THE PROBLEM -> Whichever lines of the material contain "icon", copy each of them.

AVAILABLE DATA ->
-=-=-=-=-

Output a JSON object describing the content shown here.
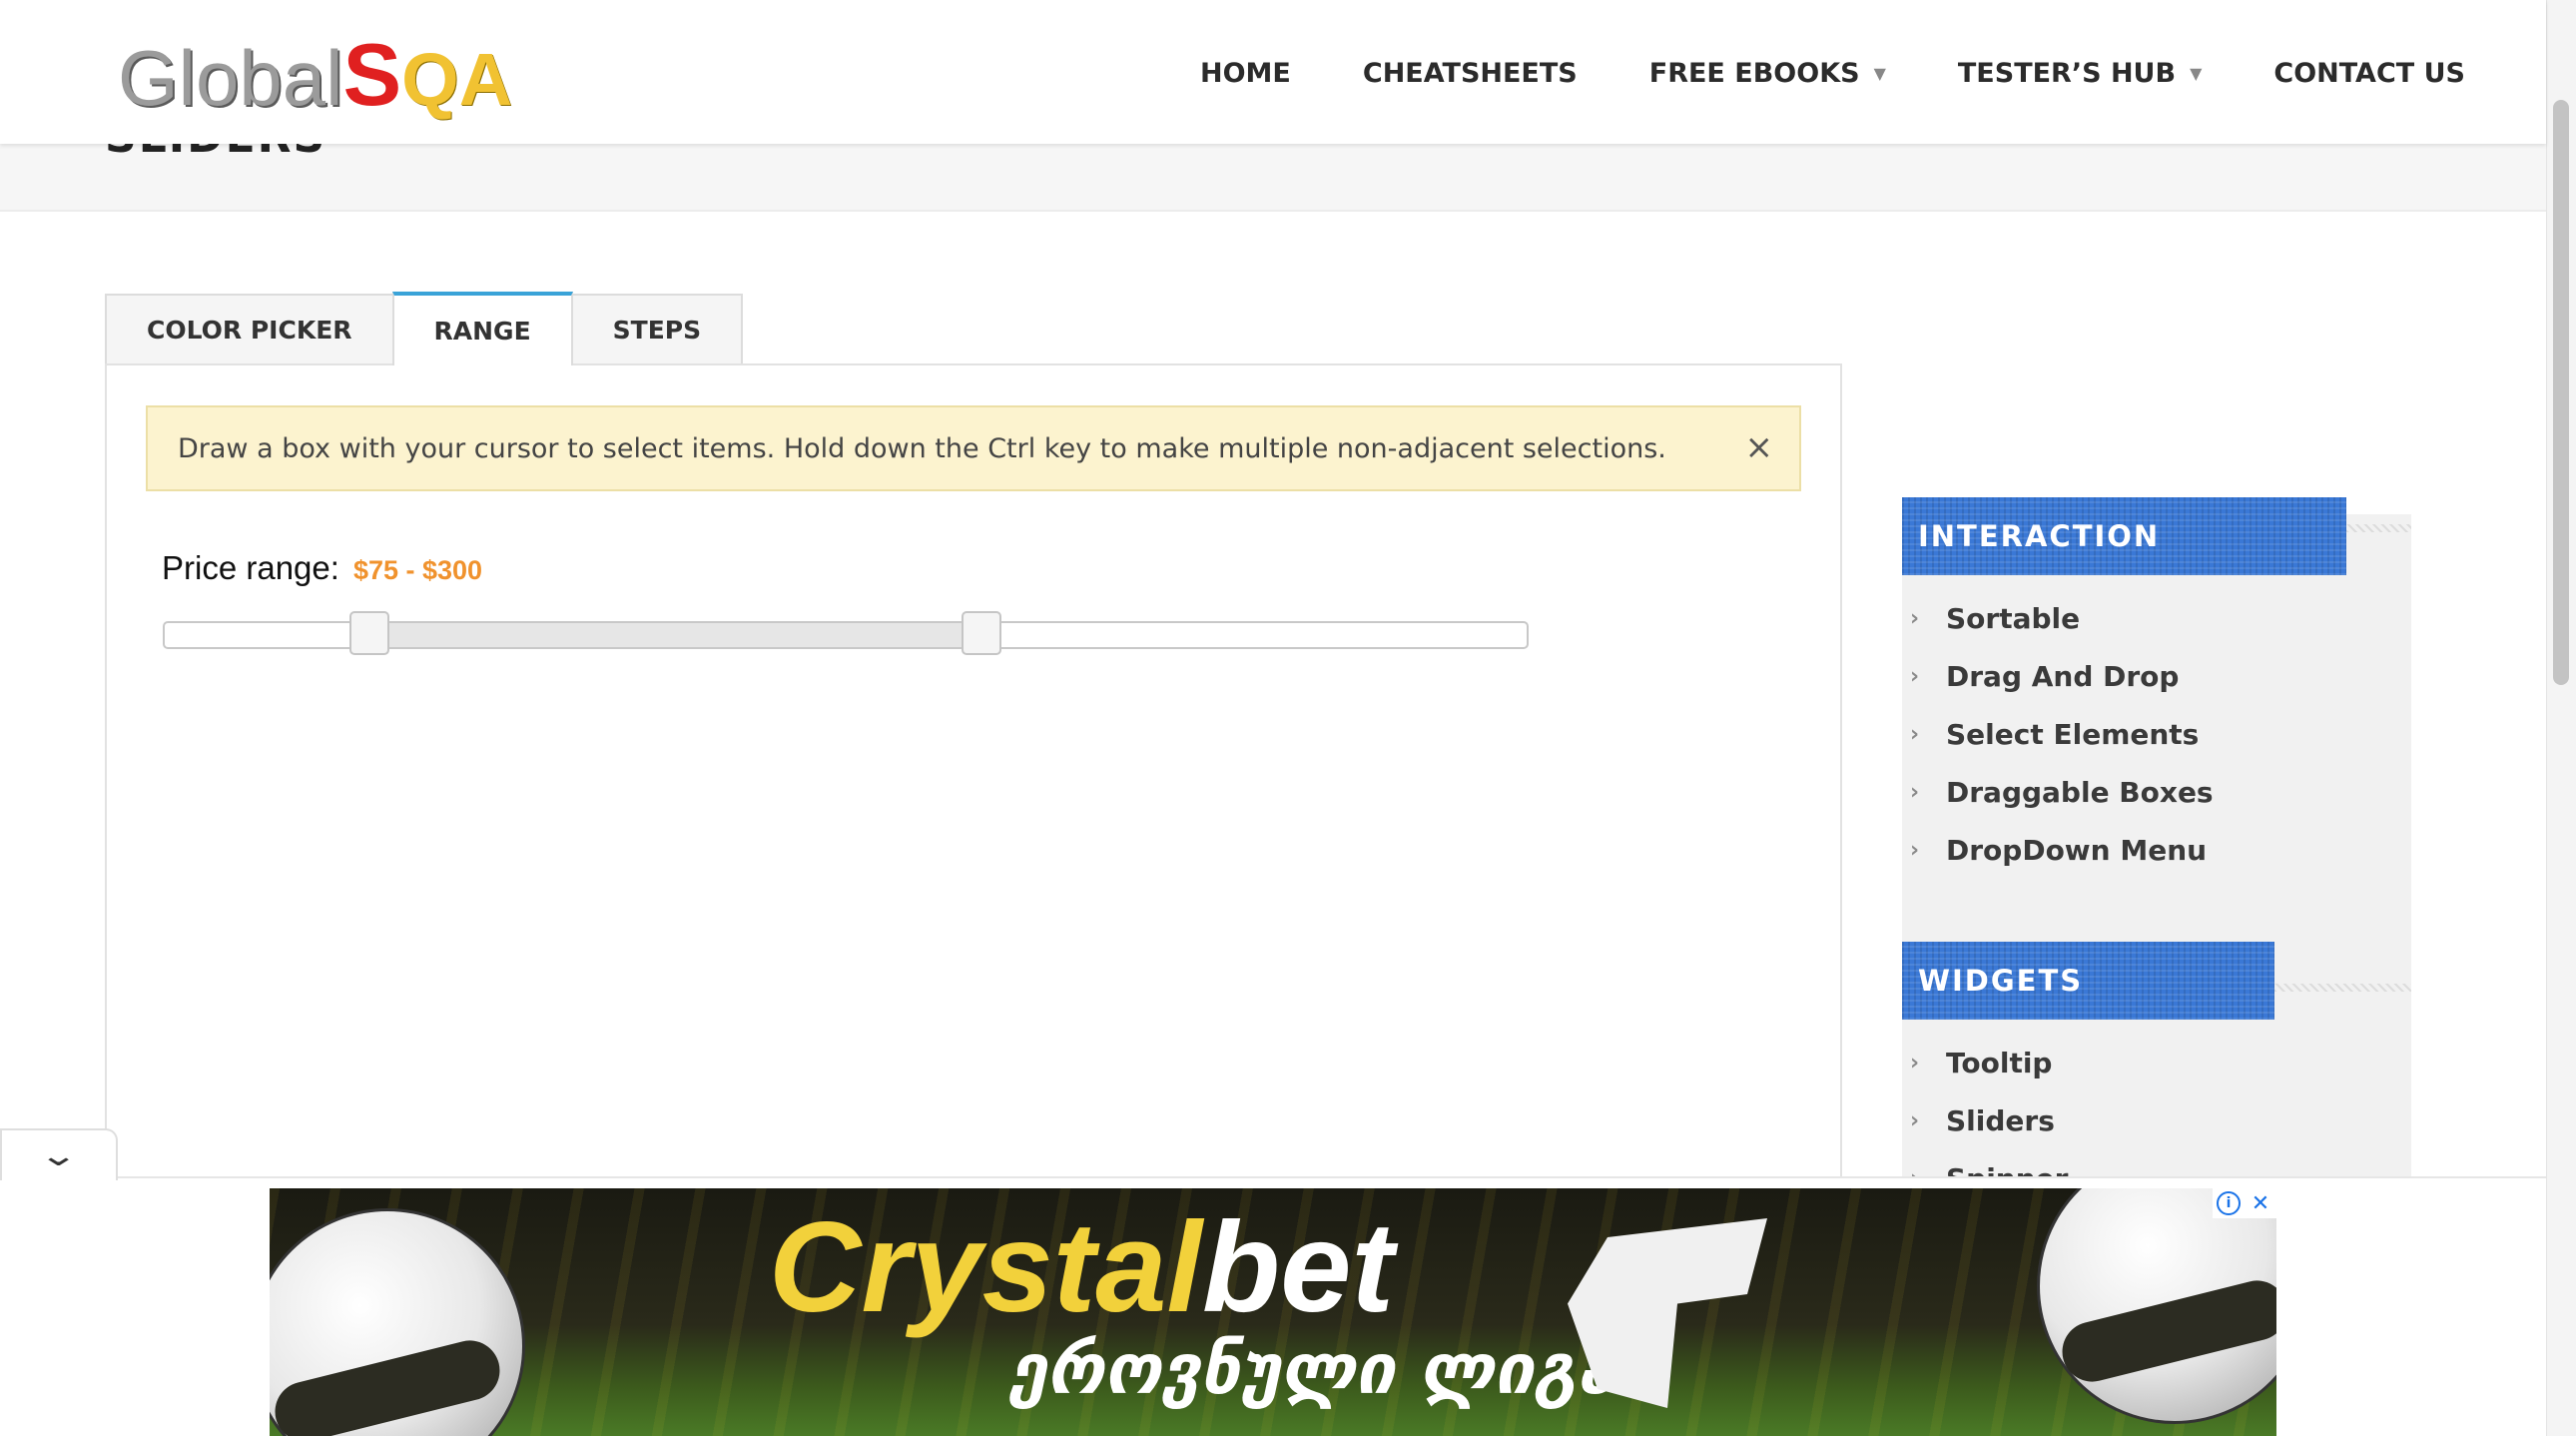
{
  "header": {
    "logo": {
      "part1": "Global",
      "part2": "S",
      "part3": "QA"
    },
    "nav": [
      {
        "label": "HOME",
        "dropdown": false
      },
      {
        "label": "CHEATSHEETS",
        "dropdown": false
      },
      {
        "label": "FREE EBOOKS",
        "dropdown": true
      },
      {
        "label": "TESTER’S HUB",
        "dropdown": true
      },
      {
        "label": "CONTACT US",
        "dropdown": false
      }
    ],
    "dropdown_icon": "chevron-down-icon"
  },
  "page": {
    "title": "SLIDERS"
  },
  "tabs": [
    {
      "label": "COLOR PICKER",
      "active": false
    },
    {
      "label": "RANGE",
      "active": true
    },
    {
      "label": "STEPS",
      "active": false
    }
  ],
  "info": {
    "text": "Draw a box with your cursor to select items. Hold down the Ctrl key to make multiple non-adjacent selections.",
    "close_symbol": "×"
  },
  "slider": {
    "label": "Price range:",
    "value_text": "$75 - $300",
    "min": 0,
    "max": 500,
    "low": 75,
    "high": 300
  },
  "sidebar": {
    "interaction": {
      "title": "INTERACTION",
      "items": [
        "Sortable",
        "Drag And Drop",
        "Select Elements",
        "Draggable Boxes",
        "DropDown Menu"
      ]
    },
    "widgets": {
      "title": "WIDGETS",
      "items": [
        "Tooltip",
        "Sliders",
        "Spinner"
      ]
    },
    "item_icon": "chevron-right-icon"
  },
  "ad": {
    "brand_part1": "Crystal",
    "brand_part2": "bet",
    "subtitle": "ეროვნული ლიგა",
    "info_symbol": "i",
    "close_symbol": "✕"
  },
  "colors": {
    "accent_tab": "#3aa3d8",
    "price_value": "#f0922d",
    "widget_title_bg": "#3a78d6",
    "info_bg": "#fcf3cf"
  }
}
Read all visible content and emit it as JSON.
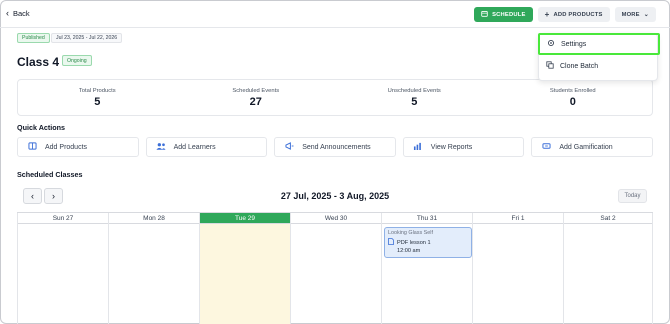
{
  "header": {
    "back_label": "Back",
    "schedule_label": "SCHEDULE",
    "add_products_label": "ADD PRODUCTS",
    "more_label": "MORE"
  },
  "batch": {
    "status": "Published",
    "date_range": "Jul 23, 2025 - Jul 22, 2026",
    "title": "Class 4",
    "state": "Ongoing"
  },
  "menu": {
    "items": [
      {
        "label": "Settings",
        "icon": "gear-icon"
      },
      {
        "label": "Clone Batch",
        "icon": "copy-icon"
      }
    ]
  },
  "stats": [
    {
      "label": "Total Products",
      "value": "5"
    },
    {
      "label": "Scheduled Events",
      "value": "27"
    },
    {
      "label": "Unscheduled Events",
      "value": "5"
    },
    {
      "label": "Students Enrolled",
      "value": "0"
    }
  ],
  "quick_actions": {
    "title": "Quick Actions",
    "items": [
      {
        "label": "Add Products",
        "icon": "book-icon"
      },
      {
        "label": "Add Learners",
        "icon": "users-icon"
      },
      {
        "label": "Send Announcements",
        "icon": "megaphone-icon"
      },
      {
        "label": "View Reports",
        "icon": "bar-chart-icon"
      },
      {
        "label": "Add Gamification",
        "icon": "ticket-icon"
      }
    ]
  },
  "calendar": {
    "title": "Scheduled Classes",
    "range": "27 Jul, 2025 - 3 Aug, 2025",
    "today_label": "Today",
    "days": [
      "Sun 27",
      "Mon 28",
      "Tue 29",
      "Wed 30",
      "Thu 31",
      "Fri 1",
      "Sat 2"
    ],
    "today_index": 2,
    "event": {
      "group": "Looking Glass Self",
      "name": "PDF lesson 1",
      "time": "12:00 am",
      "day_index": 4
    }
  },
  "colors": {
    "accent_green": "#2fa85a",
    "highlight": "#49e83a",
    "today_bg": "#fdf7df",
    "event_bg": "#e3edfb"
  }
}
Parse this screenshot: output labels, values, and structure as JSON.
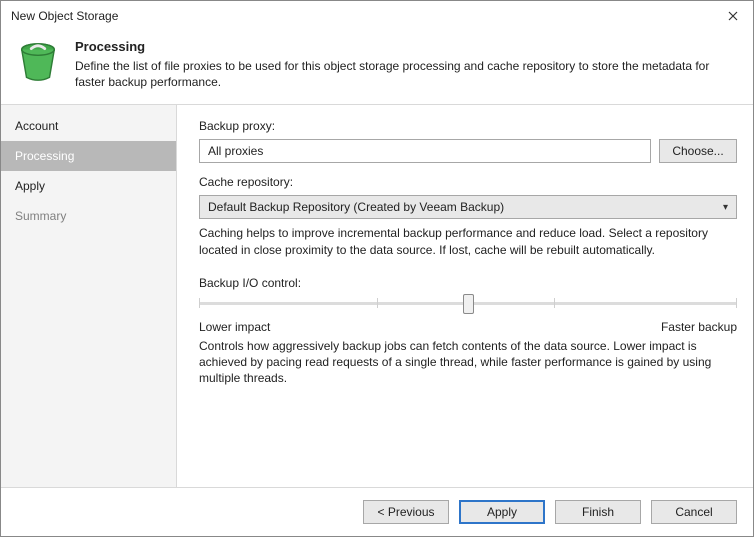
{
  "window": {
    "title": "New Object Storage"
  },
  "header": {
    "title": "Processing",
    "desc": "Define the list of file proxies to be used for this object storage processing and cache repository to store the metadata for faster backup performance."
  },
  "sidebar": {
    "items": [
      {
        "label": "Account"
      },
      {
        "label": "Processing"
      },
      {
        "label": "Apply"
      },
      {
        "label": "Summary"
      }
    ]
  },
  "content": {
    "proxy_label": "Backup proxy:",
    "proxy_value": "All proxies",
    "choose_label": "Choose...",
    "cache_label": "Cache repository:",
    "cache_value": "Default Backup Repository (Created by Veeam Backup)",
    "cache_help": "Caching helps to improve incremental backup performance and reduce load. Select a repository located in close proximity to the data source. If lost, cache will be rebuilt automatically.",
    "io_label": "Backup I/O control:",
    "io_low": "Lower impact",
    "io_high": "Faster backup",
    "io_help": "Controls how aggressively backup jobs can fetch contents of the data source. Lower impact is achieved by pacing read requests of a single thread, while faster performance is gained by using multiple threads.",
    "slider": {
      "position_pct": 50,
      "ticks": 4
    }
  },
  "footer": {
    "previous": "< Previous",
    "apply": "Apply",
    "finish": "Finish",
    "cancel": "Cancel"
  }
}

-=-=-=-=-

ANSWER TO THE PROBLEM ->
    "dropdown_icon": "chevron-down-icon"
    "item_icon": "chevron-right-icon"
        "icon": "gear-icon"
        "icon": "copy-icon"
        "icon": "book-icon"
        "icon": "users-icon"
        "icon": "megaphone-icon"
        "icon": "bar-chart-icon"
        "icon": "ticket-icon"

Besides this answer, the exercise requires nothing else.